Among those interviewed are the Leathers and Allen families, Assistant Attorney General Susan Howard, and Allen’s attorneys, David and Steven Presson. Allen’s family struggles to accept her punishment, while the Leathers family is divided as to the purpose of putting her to death. Ruby Wilson, Gloria Leathers’ mother, is steadfast in her forgiveness of Allen and remains unconvinced execution is a just end. She states her belief repeatedly, during interviews with, Allen’s clemency hearing, and in the film’s closing moments during a conversation with her pro-death penalty son, Robert Ferguson.

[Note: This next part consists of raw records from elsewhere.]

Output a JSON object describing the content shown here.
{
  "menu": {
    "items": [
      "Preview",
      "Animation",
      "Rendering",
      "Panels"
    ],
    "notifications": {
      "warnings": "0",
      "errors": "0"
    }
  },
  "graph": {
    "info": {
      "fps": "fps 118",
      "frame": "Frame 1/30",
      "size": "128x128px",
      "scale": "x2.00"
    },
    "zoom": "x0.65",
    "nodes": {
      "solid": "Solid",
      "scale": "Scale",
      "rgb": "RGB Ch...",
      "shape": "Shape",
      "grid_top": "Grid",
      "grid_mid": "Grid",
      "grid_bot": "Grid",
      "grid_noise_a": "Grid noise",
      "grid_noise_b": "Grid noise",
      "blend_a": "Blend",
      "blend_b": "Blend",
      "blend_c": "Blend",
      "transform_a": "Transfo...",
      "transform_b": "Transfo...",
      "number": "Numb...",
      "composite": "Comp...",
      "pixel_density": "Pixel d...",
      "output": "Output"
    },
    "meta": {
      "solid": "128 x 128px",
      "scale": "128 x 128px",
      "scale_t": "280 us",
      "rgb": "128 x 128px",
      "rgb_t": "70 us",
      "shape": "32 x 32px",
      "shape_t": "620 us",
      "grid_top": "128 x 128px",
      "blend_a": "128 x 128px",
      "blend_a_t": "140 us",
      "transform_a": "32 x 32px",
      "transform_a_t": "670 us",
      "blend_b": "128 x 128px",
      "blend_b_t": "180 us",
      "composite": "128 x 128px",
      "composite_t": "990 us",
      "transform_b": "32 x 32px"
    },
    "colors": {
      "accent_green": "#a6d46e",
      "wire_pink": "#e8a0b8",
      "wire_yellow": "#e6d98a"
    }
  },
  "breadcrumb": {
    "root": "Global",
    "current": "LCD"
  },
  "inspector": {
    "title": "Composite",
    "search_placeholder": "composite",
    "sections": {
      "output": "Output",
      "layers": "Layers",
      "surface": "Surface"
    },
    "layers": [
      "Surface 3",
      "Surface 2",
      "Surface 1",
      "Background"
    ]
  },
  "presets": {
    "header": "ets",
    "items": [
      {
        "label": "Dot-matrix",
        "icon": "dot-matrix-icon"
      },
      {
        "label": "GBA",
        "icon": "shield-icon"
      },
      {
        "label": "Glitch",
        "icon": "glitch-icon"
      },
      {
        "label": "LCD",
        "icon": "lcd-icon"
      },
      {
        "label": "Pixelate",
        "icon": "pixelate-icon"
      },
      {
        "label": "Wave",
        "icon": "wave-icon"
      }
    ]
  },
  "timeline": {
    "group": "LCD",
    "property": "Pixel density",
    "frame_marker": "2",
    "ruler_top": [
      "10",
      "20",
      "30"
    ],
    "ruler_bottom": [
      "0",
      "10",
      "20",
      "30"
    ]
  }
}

Wilson’s defense of her daughter’s murderer raises one of the film’s key questions: who gains from the execution if the victim’s mother desires an alternate punishment? At the same time, Ferguson’s fear that Allen could be released from jail is fair, considering her brief first incarceration. But, as the movie suggests, every position on Allen’s punishment can be argued in multiple ways. The clemency board hears Allen’s case from multiple angles too, including Kaminsky’s 1975 recommendation and the admission by Allen’s lawyer in her 1989 trial of gross incompetence. The camera closes in on a clemency board member sleeping during the hearing. It pans the other members’ faces, and all but one appear to be daydreaming. Coincidentally (or not), that one attentive member, the only board member to question any of Allen’s defenders, is the only board member to vote for clemency.
Garbus’ concentration on the people behind these life or death decisions makes clear that imperfect people can’t sustain a perfect system. Should Wanda Jean Allen have been executed? According to the film, absolutely not. Garbus leaves her audience with images of another human involved in the mess, Allen’s legal investigator and appeals team head, David Presson. An upright and stoic handler-of-all-things, he is shattered by the repeated decisions against his client. Cigarette in hand, curse words flying, he dumps his political correctness and his hold on his own dignity and sanity as Allen’s execution nears. Referring to the event as “the sickest thing I’ve ever seen”, Presson is unable to contain himself. Garbus’ camera never leaves Presson as he sinks into the arms of an unnamed companion. His emotional devastation and incomprehension mirror our own.